● **TASK STATEMENT**: Below are some records; print every one of them exactly.

(Saved data entries)
==========
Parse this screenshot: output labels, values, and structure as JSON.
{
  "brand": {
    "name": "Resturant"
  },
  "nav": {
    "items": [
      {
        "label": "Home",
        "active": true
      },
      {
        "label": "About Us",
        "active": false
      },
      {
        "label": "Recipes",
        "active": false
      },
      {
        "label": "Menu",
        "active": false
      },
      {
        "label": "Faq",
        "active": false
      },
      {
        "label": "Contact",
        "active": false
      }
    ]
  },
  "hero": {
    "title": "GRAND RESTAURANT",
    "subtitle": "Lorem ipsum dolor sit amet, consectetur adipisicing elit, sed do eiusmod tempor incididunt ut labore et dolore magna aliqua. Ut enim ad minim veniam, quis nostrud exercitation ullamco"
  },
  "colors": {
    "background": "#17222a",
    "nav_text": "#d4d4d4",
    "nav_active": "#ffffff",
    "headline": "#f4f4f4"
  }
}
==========
● **YOUR SOLUTION**:
Parse this screenshot: output labels, values, and structure as JSON.
{
  "brand": {
    "name": "Resturant"
  },
  "nav": {
    "items": [
      {
        "label": "Home",
        "active": true
      },
      {
        "label": "About Us",
        "active": false
      },
      {
        "label": "Recipes",
        "active": false
      },
      {
        "label": "Menu",
        "active": false
      },
      {
        "label": "Faq",
        "active": false
      },
      {
        "label": "Contact",
        "active": false
      }
    ]
  },
  "hero": {
    "title": "GRAND RESTAURANT",
    "subtitle": "Lorem ipsum dolor sit amet, consectetur adipisicing elit, sed do eiusmod tempor incididunt ut labore et dolore magna aliqua. Ut enim ad minim veniam, quis nostrud exercitation ullamco"
  },
  "colors": {
    "background": "#17222a",
    "nav_text": "#d4d4d4",
    "nav_active": "#ffffff",
    "headline": "#f4f4f4"
  }
}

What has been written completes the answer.